§ **Source records**
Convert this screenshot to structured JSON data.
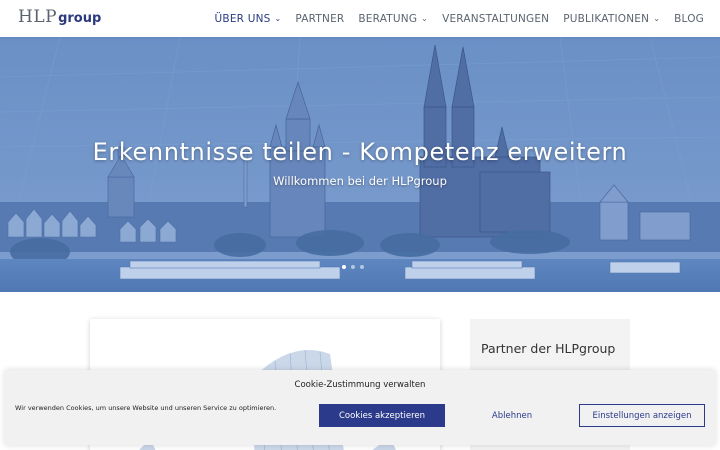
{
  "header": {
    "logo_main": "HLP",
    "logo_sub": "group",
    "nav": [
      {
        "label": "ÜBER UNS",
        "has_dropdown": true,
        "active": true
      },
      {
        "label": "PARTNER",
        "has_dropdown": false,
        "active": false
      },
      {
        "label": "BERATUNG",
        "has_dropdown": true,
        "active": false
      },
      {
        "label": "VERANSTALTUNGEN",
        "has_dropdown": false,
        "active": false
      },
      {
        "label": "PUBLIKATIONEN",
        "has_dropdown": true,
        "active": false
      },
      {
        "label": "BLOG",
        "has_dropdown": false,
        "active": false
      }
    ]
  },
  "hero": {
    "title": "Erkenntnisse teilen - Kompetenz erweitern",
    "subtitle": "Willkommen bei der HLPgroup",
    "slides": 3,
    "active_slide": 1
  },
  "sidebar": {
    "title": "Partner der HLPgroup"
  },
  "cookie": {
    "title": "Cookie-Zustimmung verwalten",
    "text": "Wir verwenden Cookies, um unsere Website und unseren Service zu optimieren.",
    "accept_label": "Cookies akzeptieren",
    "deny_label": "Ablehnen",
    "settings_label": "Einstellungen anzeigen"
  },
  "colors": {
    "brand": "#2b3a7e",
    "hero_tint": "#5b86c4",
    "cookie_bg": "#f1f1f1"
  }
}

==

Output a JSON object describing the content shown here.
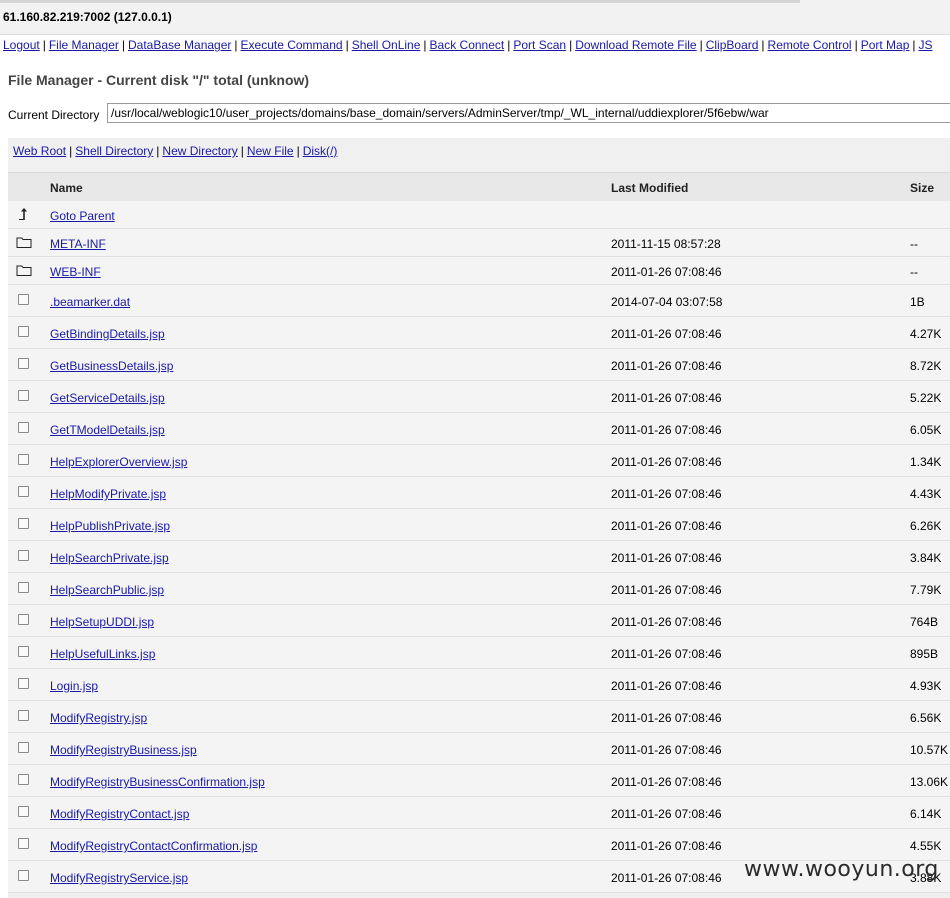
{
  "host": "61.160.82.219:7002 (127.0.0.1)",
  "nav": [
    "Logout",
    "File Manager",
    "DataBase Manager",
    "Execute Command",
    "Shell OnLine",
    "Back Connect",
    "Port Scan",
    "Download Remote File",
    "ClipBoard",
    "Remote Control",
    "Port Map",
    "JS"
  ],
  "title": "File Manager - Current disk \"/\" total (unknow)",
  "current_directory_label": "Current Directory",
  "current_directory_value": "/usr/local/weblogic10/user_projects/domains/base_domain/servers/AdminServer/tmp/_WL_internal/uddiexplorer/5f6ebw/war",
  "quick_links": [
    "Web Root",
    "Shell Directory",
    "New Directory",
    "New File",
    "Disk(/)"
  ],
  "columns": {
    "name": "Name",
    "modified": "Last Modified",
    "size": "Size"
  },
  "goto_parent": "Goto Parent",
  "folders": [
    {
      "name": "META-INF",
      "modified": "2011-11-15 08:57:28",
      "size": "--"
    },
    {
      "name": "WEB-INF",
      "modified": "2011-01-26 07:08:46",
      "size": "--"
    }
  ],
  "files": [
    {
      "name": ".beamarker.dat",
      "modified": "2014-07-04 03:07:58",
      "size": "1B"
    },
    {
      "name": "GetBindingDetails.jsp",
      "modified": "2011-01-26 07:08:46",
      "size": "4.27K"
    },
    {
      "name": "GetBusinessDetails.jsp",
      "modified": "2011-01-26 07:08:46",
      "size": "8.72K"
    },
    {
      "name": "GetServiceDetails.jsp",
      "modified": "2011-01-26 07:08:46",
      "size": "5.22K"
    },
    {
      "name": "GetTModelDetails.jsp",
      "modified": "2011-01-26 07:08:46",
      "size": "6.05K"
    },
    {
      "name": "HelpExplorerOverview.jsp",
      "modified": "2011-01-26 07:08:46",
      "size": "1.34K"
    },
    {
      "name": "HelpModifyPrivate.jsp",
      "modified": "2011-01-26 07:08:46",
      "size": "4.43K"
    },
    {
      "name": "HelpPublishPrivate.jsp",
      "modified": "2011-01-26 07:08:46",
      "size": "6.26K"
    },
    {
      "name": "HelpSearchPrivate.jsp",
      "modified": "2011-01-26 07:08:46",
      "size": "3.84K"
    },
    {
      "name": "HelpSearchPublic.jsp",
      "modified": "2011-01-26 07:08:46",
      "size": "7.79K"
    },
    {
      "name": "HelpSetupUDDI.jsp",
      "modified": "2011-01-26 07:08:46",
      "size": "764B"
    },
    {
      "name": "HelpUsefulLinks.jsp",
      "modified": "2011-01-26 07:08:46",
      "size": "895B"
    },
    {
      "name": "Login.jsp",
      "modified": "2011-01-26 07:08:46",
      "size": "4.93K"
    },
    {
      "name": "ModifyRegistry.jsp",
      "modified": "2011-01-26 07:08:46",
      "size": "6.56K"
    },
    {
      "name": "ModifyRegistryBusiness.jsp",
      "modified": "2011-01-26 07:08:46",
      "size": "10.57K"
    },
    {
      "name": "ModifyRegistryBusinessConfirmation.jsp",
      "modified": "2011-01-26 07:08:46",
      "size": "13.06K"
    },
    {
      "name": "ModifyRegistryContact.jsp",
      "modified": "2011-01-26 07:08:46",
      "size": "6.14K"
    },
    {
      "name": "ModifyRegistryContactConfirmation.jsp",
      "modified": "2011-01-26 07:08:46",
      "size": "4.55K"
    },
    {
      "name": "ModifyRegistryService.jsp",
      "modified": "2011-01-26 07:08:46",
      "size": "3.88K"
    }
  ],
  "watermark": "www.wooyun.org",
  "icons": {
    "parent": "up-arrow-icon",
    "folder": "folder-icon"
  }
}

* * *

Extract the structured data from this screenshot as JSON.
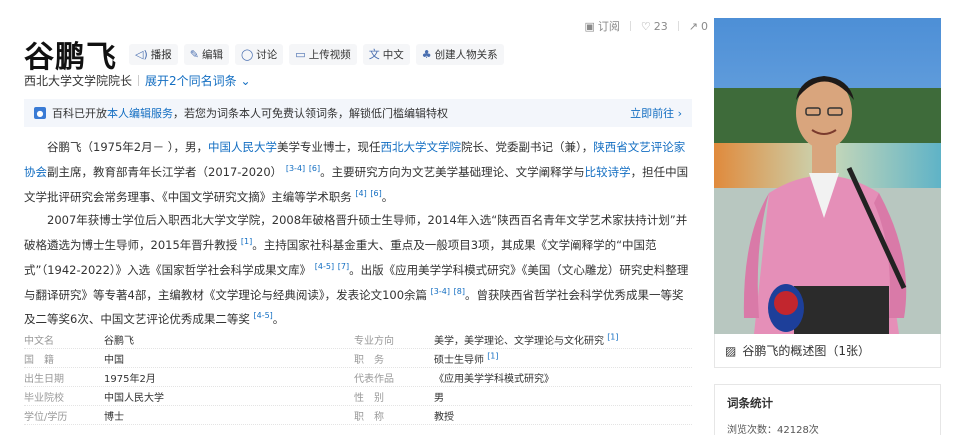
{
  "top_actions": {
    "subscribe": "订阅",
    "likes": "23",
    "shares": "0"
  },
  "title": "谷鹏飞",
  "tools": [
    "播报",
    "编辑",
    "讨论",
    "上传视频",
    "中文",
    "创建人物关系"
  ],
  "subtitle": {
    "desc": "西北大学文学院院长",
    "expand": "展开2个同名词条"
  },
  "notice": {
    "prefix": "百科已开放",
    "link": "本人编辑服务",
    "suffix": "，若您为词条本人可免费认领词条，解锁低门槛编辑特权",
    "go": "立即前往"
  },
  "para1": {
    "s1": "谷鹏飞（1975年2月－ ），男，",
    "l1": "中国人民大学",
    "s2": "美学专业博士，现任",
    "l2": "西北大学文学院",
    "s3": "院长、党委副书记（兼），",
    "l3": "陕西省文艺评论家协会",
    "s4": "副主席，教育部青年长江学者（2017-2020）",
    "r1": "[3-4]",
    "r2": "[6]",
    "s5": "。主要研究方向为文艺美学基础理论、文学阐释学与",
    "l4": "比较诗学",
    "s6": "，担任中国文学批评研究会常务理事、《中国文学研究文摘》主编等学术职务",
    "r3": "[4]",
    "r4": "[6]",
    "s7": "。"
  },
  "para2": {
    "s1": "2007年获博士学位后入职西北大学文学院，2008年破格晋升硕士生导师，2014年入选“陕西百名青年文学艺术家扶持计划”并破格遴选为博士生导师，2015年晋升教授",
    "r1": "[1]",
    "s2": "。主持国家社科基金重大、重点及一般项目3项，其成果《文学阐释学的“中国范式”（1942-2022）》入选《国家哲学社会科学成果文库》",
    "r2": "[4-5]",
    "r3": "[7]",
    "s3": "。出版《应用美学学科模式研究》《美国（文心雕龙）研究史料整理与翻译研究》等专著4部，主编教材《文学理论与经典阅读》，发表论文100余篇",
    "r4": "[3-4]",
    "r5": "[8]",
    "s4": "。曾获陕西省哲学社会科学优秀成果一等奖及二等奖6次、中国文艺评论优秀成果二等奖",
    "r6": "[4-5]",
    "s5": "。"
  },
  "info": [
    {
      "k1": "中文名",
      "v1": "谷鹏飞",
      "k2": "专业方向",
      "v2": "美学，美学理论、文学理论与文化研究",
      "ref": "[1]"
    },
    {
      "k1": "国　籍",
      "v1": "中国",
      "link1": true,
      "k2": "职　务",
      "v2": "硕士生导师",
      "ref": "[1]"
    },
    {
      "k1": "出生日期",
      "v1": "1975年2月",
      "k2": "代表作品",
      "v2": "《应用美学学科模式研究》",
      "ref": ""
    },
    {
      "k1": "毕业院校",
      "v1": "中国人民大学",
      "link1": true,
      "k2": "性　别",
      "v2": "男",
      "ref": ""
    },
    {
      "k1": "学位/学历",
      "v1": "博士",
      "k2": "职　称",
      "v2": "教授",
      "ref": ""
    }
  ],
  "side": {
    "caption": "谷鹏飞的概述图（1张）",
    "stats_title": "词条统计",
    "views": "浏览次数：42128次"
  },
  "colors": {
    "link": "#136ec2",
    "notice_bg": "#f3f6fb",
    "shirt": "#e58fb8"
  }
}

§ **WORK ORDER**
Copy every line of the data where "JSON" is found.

§ **WRITTEN RESPONSE**
Convert this screenshot to structured JSON data.
Output a JSON object describing the content shown here.
Extract the structured data from this screenshot as JSON.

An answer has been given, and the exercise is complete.